As most of you likely know by now, I have been advocating for the re-establishment of the running back position as a priority in financial terms for the past few years, whenever the topic has come up. It wasn’t so long ago that contracts at the position reached the mark that Pittsburgh Steelers running back Le’Veon Bell was reportedly offered yesterday, which is $14 million per season.
Through his agent, Bell yesterday argued that the negotiation process showed that the team was more interested in paying the position, rather than the player. In other words, his team believes that the Steelers were more focused on fitting their contract offer to fit into a predictive pay-scale for the running back position than they were in basing the offer on what Bell specifically brings to the table.
From Le’Veon Bell’s agent Adisa Bakari: “His intention was to retire as a Steeler. But now that there’s no deal, the practical reality is, this now likely will Le’Veon’s last season as a Steeler.”
More: “It became clear the Steelers wanted to pay the position, not the player.”
— Adam Schefter (@AdamSchefter) July 16, 2018
I can see both sides, and Bell’s argument is an easy one to make. Just look at what wide receiver Sammy Watkins got paid this offseason, to the tune of $16 million per season. While Watkins is more productive in terms of receiving touchdowns (but not in total touchdowns), Bell is at least comparable in terms of what he produces based on receptions and receiving yards. And that is not even giving consideration to the bulk of his work, which is running the ball.
When healthy, Bell is capable of averaging 2000 yards per season, and at least double-digit touchdowns. Watkins has one 1000-yard season and has 25 touchdowns in 52 career games. Bell has 42 touchdowns in 62 games.

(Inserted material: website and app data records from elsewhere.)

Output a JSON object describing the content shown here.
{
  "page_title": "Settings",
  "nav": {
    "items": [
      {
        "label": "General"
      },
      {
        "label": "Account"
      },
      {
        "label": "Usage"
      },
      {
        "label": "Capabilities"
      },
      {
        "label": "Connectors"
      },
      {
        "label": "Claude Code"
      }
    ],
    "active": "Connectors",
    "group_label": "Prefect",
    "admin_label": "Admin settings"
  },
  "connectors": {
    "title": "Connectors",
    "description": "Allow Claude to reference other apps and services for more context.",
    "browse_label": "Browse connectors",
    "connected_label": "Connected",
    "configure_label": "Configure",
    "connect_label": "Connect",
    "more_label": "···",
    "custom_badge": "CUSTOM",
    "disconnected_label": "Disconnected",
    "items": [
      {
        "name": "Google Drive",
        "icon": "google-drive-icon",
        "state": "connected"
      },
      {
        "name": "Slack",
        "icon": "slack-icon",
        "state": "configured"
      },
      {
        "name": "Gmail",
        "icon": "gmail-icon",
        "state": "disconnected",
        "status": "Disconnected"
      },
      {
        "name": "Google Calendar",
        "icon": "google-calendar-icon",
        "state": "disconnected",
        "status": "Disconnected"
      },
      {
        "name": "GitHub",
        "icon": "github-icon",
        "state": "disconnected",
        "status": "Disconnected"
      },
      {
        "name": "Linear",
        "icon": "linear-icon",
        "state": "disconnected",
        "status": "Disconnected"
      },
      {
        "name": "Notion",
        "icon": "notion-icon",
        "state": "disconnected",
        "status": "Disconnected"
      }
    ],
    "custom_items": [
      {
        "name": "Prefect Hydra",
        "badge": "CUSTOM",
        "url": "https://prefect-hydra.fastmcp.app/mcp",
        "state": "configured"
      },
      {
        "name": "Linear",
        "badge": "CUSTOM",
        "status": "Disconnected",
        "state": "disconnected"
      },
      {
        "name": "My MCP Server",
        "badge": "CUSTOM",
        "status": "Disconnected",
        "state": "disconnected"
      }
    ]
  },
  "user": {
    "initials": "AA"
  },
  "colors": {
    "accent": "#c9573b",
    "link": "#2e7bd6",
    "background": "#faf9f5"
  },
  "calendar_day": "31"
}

I find the argument that Watkins deserves or is entitled to a more valuable contract than Bell one that I simply cannot make. That is, though, in part because I think the Kansas City Chiefs considerably overpaid Watkins, really relying upon optimism about what he will do in the future, even though he has struggled with health issues.
And I do think it’s going too far to accuse the Steelers of focusing on the position rather than the player. The simple fact of the matter is that their contract offer clearly demonstrated a willingness to blow up the current pay-scale for the running back position. That alone should suffice as a counterargument.
Still, I do believe that a running back should in theory be allowed to receive a contract as valuable as that of a wide receiver, especially a running back who is as complete a player as is Bell, who is not limited if the passing game is required to be emphasized.
Were the Steelers at least thinking about the reality of the running back pay-scale? I think so, yes. Is it unfair for them to do so? I think not. When you are setting a new precedent, you do so by contrasting it to the old.
I do think that the expansion of the running back market is inevitable, and on the horizon. Not just Bell, but David Johnson and Todd Gurley will likely have new contracts by this time next year. Barring something unforeseen, they will all be comfortably in the eight-digit range in annual salary.
How close will those numbers get to the average top receiver salary? Not as much as they’re probably looking for. But it’s a start.